• **What the task asks**: Which lines of the records contain the word "JSON"? Copy each one.
── Supplied material ──
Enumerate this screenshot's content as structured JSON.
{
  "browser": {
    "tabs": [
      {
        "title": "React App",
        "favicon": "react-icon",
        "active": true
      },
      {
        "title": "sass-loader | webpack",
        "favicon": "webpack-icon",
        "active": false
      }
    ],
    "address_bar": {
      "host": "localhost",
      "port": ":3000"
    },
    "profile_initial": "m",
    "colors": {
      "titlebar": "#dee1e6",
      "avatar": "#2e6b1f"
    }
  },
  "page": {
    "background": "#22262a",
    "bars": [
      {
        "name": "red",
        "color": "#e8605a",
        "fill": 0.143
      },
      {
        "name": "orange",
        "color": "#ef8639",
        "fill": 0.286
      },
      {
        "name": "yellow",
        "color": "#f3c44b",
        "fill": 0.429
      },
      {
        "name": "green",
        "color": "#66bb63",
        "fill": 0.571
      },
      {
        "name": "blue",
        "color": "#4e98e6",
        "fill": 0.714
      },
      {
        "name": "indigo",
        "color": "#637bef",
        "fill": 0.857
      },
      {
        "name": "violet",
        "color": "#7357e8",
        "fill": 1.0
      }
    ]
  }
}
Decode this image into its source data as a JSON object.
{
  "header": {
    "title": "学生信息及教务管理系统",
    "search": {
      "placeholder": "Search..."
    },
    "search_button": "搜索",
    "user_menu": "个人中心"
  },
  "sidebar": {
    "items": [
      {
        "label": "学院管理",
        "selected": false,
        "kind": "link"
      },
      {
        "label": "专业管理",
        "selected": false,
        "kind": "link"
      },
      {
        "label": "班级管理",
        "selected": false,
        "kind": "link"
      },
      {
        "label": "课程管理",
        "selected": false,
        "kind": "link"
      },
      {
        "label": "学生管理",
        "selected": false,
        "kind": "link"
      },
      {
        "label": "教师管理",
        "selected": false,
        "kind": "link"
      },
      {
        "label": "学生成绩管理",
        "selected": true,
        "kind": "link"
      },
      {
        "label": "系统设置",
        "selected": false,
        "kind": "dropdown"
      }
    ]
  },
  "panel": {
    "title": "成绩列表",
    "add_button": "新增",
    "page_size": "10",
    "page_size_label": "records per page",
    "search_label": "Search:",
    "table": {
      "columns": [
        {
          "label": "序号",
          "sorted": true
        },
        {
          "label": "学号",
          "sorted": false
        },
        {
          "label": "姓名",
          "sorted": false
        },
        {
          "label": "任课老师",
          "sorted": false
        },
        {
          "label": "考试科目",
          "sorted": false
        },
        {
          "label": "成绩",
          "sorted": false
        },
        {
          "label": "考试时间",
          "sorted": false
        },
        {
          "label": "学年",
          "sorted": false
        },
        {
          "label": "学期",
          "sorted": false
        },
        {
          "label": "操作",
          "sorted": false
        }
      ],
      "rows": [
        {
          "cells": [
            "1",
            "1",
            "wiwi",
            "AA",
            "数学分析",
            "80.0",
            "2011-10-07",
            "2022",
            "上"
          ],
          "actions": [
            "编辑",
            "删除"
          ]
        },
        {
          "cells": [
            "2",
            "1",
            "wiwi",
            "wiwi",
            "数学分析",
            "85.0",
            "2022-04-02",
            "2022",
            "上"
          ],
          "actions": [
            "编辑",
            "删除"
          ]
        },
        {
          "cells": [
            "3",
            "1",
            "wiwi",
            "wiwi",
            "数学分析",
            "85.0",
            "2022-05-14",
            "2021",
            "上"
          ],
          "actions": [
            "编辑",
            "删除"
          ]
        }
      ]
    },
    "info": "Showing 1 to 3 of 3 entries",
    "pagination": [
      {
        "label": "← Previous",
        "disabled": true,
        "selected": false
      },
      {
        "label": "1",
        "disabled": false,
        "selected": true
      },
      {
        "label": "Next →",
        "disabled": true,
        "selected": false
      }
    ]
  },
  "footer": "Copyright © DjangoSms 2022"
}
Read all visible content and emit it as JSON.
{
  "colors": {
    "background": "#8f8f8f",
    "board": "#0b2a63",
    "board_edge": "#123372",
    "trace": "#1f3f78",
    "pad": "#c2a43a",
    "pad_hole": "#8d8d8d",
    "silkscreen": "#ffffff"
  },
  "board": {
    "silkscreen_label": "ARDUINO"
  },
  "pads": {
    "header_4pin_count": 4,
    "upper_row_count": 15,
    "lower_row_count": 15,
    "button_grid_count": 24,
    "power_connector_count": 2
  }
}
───
• **Result of the task**:
Enumerate this screenshot's content as structured JSON.
Decode this image into its source data as a JSON object.
Read all visible content and emit it as JSON.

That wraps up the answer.